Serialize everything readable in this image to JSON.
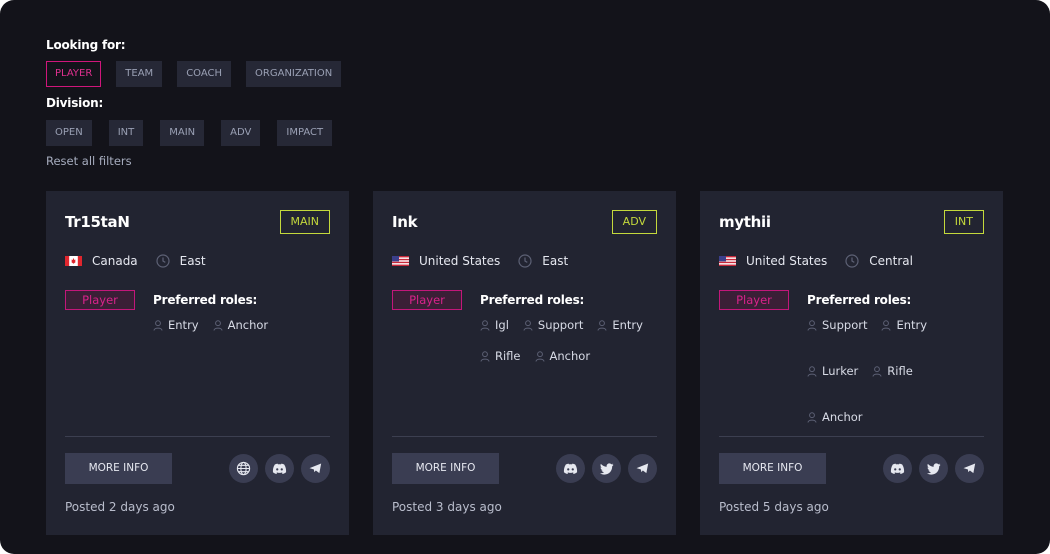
{
  "filters": {
    "looking_for_label": "Looking for:",
    "looking_for": [
      "PLAYER",
      "TEAM",
      "COACH",
      "ORGANIZATION"
    ],
    "looking_for_active": "PLAYER",
    "division_label": "Division:",
    "divisions": [
      "OPEN",
      "INT",
      "MAIN",
      "ADV",
      "IMPACT"
    ],
    "reset_label": "Reset all filters"
  },
  "colors": {
    "background": "#13131a",
    "card": "#222431",
    "accent_pink": "#d0167b",
    "division_green": "#c4d93c",
    "button": "#3a3d52"
  },
  "cards": [
    {
      "name": "Tr15taN",
      "division": "MAIN",
      "country": "Canada",
      "flag": "canada-flag-icon",
      "region": "East",
      "type": "Player",
      "preferred_label": "Preferred roles:",
      "roles": [
        "Entry",
        "Anchor"
      ],
      "more_label": "MORE INFO",
      "socials": [
        "globe-icon",
        "discord-icon",
        "telegram-icon"
      ],
      "posted": "Posted 2 days ago"
    },
    {
      "name": "Ink",
      "division": "ADV",
      "country": "United States",
      "flag": "usa-flag-icon",
      "region": "East",
      "type": "Player",
      "preferred_label": "Preferred roles:",
      "roles": [
        "Igl",
        "Support",
        "Entry",
        "Rifle",
        "Anchor"
      ],
      "more_label": "MORE INFO",
      "socials": [
        "discord-icon",
        "twitter-icon",
        "telegram-icon"
      ],
      "posted": "Posted 3 days ago"
    },
    {
      "name": "mythii",
      "division": "INT",
      "country": "United States",
      "flag": "usa-flag-icon",
      "region": "Central",
      "type": "Player",
      "preferred_label": "Preferred roles:",
      "roles": [
        "Support",
        "Entry",
        "Lurker",
        "Rifle",
        "Anchor"
      ],
      "more_label": "MORE INFO",
      "socials": [
        "discord-icon",
        "twitter-icon",
        "telegram-icon"
      ],
      "posted": "Posted 5 days ago"
    }
  ]
}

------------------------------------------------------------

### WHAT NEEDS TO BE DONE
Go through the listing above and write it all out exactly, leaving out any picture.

### RESPONSE TO THE EXERCISE
Serialize everything readable in this image to JSON.
{
  "filters": {
    "looking_for_label": "Looking for:",
    "looking_for": [
      "PLAYER",
      "TEAM",
      "COACH",
      "ORGANIZATION"
    ],
    "looking_for_active": "PLAYER",
    "division_label": "Division:",
    "divisions": [
      "OPEN",
      "INT",
      "MAIN",
      "ADV",
      "IMPACT"
    ],
    "reset_label": "Reset all filters"
  },
  "colors": {
    "background": "#13131a",
    "card": "#222431",
    "accent_pink": "#d0167b",
    "division_green": "#c4d93c",
    "button": "#3a3d52"
  },
  "cards": [
    {
      "name": "Tr15taN",
      "division": "MAIN",
      "country": "Canada",
      "flag": "canada-flag-icon",
      "region": "East",
      "type": "Player",
      "preferred_label": "Preferred roles:",
      "roles": [
        "Entry",
        "Anchor"
      ],
      "more_label": "MORE INFO",
      "socials": [
        "globe-icon",
        "discord-icon",
        "telegram-icon"
      ],
      "posted": "Posted 2 days ago"
    },
    {
      "name": "Ink",
      "division": "ADV",
      "country": "United States",
      "flag": "usa-flag-icon",
      "region": "East",
      "type": "Player",
      "preferred_label": "Preferred roles:",
      "roles": [
        "Igl",
        "Support",
        "Entry",
        "Rifle",
        "Anchor"
      ],
      "more_label": "MORE INFO",
      "socials": [
        "discord-icon",
        "twitter-icon",
        "telegram-icon"
      ],
      "posted": "Posted 3 days ago"
    },
    {
      "name": "mythii",
      "division": "INT",
      "country": "United States",
      "flag": "usa-flag-icon",
      "region": "Central",
      "type": "Player",
      "preferred_label": "Preferred roles:",
      "roles": [
        "Support",
        "Entry",
        "Lurker",
        "Rifle",
        "Anchor"
      ],
      "more_label": "MORE INFO",
      "socials": [
        "discord-icon",
        "twitter-icon",
        "telegram-icon"
      ],
      "posted": "Posted 5 days ago"
    }
  ]
}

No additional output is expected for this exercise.